--- Records supplied ---
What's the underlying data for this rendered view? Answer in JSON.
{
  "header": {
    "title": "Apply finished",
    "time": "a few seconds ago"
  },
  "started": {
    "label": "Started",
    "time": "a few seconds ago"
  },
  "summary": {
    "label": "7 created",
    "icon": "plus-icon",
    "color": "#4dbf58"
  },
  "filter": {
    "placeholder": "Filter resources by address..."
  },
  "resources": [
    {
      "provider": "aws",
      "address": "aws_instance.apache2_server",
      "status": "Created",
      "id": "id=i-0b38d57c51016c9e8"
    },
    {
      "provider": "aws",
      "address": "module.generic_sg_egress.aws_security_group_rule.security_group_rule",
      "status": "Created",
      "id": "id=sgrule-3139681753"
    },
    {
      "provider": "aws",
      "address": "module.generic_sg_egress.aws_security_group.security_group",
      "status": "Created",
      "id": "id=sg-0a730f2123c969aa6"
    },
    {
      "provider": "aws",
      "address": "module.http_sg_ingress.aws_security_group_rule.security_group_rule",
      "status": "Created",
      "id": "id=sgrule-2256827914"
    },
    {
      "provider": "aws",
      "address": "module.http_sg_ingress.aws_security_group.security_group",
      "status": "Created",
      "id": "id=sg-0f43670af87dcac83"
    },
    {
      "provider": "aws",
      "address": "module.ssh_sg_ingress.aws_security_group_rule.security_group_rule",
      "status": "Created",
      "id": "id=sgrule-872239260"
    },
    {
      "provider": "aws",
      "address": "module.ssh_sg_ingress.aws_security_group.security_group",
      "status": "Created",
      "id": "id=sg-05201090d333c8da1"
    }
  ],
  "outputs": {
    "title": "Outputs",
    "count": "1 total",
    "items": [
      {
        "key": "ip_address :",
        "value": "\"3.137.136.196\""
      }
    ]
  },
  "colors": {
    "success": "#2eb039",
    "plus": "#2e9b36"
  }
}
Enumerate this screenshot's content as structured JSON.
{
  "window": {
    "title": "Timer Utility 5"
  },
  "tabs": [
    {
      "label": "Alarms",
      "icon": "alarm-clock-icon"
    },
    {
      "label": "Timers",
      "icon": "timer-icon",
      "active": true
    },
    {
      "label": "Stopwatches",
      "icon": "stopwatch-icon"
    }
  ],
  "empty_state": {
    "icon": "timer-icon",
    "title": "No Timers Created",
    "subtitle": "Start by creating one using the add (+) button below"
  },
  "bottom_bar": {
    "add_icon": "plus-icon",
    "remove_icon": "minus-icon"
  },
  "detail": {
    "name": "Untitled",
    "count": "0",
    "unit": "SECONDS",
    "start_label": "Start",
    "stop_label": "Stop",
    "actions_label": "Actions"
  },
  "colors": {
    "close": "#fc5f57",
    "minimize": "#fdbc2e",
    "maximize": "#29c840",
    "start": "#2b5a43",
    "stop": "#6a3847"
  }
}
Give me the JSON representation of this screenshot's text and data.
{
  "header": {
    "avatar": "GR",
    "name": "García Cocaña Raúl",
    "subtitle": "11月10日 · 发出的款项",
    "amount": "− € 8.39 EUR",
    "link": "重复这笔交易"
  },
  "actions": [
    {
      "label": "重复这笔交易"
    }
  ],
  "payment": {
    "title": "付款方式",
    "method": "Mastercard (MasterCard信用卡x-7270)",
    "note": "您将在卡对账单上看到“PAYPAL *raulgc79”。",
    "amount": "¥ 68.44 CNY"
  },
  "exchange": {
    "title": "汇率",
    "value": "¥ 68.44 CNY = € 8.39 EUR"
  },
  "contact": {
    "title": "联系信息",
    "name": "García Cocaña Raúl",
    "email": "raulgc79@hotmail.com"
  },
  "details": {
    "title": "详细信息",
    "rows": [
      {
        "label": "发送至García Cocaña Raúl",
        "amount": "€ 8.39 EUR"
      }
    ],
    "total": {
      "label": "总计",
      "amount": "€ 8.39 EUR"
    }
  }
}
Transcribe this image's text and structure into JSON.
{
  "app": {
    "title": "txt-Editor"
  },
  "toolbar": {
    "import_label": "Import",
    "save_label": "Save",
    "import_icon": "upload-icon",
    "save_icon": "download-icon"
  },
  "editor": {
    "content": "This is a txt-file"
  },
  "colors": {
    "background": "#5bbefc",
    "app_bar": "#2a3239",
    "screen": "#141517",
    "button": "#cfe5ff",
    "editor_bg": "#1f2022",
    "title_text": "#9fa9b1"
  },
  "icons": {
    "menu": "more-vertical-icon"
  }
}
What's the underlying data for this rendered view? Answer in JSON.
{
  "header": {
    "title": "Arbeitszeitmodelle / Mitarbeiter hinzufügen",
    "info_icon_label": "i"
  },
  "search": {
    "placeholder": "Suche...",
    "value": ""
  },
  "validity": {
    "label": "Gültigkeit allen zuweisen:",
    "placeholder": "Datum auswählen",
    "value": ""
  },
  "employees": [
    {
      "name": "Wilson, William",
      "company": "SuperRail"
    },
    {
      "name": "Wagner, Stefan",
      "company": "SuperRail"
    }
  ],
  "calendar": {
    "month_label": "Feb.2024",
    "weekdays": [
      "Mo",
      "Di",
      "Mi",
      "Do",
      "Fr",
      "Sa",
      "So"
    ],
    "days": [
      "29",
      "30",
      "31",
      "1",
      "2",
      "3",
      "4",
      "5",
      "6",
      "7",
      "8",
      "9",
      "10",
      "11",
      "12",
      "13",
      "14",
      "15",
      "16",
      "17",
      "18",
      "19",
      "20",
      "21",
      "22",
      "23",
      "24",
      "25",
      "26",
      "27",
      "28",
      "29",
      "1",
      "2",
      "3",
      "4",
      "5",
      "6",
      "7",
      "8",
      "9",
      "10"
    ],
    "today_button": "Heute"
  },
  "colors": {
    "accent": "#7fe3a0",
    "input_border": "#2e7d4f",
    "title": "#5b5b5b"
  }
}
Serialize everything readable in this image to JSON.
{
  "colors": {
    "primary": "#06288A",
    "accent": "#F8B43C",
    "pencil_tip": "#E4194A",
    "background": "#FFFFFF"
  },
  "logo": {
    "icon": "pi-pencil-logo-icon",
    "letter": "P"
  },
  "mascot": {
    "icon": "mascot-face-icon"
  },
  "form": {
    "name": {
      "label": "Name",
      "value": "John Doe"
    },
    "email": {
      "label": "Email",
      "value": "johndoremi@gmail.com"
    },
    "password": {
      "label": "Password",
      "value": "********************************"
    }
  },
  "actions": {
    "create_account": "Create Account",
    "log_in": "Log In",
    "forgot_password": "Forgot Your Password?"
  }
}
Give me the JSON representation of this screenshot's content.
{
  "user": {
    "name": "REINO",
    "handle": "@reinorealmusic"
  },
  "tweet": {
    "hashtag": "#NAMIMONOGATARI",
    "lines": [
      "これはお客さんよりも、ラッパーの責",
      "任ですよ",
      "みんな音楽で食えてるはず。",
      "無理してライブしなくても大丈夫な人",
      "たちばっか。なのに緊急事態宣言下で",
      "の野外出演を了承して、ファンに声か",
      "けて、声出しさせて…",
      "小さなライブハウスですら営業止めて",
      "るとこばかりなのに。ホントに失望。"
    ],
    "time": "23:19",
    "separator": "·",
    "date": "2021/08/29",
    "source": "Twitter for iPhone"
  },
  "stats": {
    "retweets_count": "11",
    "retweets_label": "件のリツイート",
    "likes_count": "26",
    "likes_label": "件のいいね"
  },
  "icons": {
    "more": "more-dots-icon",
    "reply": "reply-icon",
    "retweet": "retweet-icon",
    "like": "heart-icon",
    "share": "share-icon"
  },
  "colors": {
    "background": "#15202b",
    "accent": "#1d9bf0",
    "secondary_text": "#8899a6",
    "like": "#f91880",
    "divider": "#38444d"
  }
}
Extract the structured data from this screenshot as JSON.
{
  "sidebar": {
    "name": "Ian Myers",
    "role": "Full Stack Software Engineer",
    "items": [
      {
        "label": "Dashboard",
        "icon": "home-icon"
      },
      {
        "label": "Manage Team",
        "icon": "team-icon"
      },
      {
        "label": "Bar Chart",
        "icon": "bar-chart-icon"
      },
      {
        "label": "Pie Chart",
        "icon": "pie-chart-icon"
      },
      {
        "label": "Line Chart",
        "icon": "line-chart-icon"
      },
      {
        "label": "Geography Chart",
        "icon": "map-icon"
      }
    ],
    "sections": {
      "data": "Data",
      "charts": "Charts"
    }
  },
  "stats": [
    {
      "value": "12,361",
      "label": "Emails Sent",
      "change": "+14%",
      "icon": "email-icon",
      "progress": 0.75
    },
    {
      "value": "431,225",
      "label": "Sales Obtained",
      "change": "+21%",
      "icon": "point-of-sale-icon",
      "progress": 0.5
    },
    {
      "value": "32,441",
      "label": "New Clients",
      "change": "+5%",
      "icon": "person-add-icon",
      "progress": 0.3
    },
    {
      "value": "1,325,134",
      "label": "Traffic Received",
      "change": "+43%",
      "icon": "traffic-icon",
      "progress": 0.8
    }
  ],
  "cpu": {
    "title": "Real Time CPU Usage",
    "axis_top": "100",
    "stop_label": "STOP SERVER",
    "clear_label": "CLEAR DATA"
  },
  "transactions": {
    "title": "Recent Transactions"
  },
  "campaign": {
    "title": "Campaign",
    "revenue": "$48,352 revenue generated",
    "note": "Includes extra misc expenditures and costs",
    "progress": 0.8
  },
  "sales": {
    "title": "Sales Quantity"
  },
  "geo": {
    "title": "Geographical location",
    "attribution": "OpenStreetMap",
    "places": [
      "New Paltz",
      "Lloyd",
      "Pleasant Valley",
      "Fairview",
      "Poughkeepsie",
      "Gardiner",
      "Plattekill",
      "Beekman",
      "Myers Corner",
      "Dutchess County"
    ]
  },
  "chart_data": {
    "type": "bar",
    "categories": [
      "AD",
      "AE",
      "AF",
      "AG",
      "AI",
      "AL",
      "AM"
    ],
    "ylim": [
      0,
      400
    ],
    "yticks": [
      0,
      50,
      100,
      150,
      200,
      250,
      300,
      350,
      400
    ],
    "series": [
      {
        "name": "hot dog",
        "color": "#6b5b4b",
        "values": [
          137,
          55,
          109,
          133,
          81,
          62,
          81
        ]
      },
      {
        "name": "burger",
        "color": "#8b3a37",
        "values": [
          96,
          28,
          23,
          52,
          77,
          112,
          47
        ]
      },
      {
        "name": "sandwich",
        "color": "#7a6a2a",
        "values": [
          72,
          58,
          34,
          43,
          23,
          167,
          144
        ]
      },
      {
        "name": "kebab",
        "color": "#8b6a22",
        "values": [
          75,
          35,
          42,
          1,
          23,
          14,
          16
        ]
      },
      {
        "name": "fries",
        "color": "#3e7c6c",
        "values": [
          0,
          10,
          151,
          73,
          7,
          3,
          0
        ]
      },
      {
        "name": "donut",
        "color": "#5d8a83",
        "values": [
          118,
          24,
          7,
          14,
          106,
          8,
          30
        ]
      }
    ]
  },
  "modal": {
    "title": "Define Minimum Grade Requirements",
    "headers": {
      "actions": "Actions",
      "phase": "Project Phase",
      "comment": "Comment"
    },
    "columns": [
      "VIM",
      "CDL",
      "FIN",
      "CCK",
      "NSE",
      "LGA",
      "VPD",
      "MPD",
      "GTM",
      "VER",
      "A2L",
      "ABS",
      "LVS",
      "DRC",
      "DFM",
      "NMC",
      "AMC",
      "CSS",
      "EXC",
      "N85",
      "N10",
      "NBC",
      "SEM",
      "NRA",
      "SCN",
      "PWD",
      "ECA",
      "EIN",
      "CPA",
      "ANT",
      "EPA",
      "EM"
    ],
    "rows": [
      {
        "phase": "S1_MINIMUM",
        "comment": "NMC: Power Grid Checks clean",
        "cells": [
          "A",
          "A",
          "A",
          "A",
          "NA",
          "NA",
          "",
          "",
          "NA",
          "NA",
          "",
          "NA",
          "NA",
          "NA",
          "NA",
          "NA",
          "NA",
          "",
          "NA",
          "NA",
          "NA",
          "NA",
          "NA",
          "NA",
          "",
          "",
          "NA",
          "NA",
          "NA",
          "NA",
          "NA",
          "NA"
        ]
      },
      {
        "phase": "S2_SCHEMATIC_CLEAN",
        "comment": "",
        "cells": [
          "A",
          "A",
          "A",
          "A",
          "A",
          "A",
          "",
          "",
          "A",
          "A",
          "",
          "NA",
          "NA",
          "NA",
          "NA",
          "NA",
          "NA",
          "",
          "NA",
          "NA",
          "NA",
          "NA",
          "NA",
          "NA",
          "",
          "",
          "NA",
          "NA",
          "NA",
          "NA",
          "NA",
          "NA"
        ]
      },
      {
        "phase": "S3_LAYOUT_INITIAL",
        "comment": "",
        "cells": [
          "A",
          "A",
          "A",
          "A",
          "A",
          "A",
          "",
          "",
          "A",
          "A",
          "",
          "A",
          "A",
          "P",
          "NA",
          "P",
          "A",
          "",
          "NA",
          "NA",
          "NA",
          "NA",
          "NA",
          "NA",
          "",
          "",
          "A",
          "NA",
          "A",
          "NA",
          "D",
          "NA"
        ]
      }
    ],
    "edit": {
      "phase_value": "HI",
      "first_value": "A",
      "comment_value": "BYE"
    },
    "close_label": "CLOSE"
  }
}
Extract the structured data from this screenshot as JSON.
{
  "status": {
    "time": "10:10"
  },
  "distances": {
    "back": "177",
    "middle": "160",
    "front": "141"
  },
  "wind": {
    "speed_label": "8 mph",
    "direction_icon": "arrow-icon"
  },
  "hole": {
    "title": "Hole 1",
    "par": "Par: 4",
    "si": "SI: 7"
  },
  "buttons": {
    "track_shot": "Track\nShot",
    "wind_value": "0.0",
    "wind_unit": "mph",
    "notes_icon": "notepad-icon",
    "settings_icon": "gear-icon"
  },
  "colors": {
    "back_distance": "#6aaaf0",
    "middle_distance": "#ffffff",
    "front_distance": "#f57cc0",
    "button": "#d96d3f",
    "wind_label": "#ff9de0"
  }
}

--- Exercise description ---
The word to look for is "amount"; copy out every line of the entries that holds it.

--- Finished exercise ---
    "amount": "− € 8.39 EUR",
    "amount": "¥ 68.44 CNY"
        "amount": "€ 8.39 EUR"
      "amount": "€ 8.39 EUR"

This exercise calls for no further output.